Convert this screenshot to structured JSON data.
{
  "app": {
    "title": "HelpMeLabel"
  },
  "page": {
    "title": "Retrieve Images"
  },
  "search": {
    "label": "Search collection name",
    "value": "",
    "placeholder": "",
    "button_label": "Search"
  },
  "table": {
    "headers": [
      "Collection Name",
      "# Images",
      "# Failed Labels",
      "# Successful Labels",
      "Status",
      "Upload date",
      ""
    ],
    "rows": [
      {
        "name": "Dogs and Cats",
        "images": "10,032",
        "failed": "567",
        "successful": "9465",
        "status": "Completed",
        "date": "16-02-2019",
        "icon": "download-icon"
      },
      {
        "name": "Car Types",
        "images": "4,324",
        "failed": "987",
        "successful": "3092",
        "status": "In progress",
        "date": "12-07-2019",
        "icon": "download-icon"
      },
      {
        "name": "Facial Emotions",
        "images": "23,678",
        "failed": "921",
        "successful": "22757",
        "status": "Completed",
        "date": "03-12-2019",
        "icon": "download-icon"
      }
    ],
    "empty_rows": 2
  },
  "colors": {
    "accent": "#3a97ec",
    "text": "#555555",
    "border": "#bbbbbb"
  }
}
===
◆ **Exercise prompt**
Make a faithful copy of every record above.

◆ **Your response**
Convert this screenshot to structured JSON data.
{
  "app": {
    "title": "HelpMeLabel"
  },
  "page": {
    "title": "Retrieve Images"
  },
  "search": {
    "label": "Search collection name",
    "value": "",
    "placeholder": "",
    "button_label": "Search"
  },
  "table": {
    "headers": [
      "Collection Name",
      "# Images",
      "# Failed Labels",
      "# Successful Labels",
      "Status",
      "Upload date",
      ""
    ],
    "rows": [
      {
        "name": "Dogs and Cats",
        "images": "10,032",
        "failed": "567",
        "successful": "9465",
        "status": "Completed",
        "date": "16-02-2019",
        "icon": "download-icon"
      },
      {
        "name": "Car Types",
        "images": "4,324",
        "failed": "987",
        "successful": "3092",
        "status": "In progress",
        "date": "12-07-2019",
        "icon": "download-icon"
      },
      {
        "name": "Facial Emotions",
        "images": "23,678",
        "failed": "921",
        "successful": "22757",
        "status": "Completed",
        "date": "03-12-2019",
        "icon": "download-icon"
      }
    ],
    "empty_rows": 2
  },
  "colors": {
    "accent": "#3a97ec",
    "text": "#555555",
    "border": "#bbbbbb"
  }
}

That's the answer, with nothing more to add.